Federal program helps ICE work with businesses on best hiring practices

Posted at 6:22 PM, Apr 04, 2017
and last updated 2017-04-04 23:23:23-04

The Department of Homeland security is recruiting. The federal agency wants to partner with Arizona businesses who are willing to open up their doors, and their books, to the government. 

So far almost 40 Arizona companies have accepted the invitation. Scott Brown, the Special Agent in Charge, called them "the best of the best."

The IMAGE program, whose full name is ICE Mutual Agreement between Government and Employers, began in 2006. Brown said it does exactly what the name implies.

"We provide companies with what we've discovered to be best practices, to have written hiring plans, plans for effective hiring systems like E-Verify, training in detecting fraudulent documents, doing self-audits, plus there's a public benefit to saying ICE says we're doing things right," said Brown.

He called it the "ICE stamp of approval.”

"I would say it's a very good proactive step to take, we can come and audit you whether you invite us or not," Brown said.

Daicel Corporation and SDI Inc. were two of the latest companies to join the program. SDI makes precision pyrotechnic products and has 400 employees here in the Valley. Daicel Corporation designs and manufactures airbag inflators, and has 200 employees in the area.

"Our intention is to be compliant and we do our own audits, but doing self-audits is like prescribing your own medication," said David Mason, the Director of Human Resources for SDI and Daicel Corporation.

The companies decided to enroll in the program after a recent audit, during which they learned about the program. Mason said for those who did not know what to look for, fraudulent documents could sometimes slip through the cracks.

"In fact, there was an employee we terminated because her document was fraudulent, and a year later we recognized her in another interview group and she had a different document," said Mason.

The program’s work to eliminate undocumented workers on staff means stability for the companies that sign up.

"Certainly there's stability, there are people we've discovered that the documents aren't correct, and you lose an employee that you've invested time and expense in training," said Mason.

Brown said the Department of Homeland Security would provide specialized training to companies to look for and identify fraudulent work documents.

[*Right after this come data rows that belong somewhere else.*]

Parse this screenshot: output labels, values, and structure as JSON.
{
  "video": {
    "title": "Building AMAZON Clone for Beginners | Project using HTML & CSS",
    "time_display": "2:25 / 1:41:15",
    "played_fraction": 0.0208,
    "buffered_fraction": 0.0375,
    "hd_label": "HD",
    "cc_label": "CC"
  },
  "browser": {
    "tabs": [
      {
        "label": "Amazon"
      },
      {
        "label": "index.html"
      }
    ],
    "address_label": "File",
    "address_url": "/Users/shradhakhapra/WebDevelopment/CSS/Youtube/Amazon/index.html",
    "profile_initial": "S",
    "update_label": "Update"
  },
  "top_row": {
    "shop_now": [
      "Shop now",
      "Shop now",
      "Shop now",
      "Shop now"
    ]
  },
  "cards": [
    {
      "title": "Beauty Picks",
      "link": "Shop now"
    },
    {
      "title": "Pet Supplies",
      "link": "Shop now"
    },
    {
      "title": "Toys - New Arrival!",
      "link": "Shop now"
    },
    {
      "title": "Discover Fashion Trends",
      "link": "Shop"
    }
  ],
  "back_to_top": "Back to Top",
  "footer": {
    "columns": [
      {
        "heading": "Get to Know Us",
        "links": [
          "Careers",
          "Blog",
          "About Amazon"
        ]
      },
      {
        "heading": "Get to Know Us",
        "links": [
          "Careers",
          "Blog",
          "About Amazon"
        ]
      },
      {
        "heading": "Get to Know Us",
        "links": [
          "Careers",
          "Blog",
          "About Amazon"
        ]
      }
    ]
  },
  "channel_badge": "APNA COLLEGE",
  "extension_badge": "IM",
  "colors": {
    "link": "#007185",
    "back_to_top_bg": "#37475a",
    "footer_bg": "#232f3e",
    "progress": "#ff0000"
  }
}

"Certainly there are people who produce very high-quality fraudulent documents. We provide robust training to help employees identify those anomalies," said Brown.

He added that the department would prefer to work with employers rather than come into a business with an "enforcement" mind-set.

"We're looking to partner with good companies. If we can work with you to get you into compliance, it's a much better outcome than us coming after you civilly or criminally for maintaining bad practices," said Brown.

Businesses that hired undocumented workers also contribute to the bigger problems of identity theft, human trafficking and a violation of labor laws.

"When companies are employing an unauthorized workforce, there's often a lot of [other] labor law violations. They're not paying [their] workforce a fair wage, and they've got the leverage that they're unauthorized they can use over them," said Brown.

For companies interested in learning about the IMAGE program or looking to enroll, you can click on or call the Phoenix office at 602-407-6155.

"This isn't about going after individuals, this is about going after bad practices, it's about protecting individuals be they legal or illegal," stressed Brown.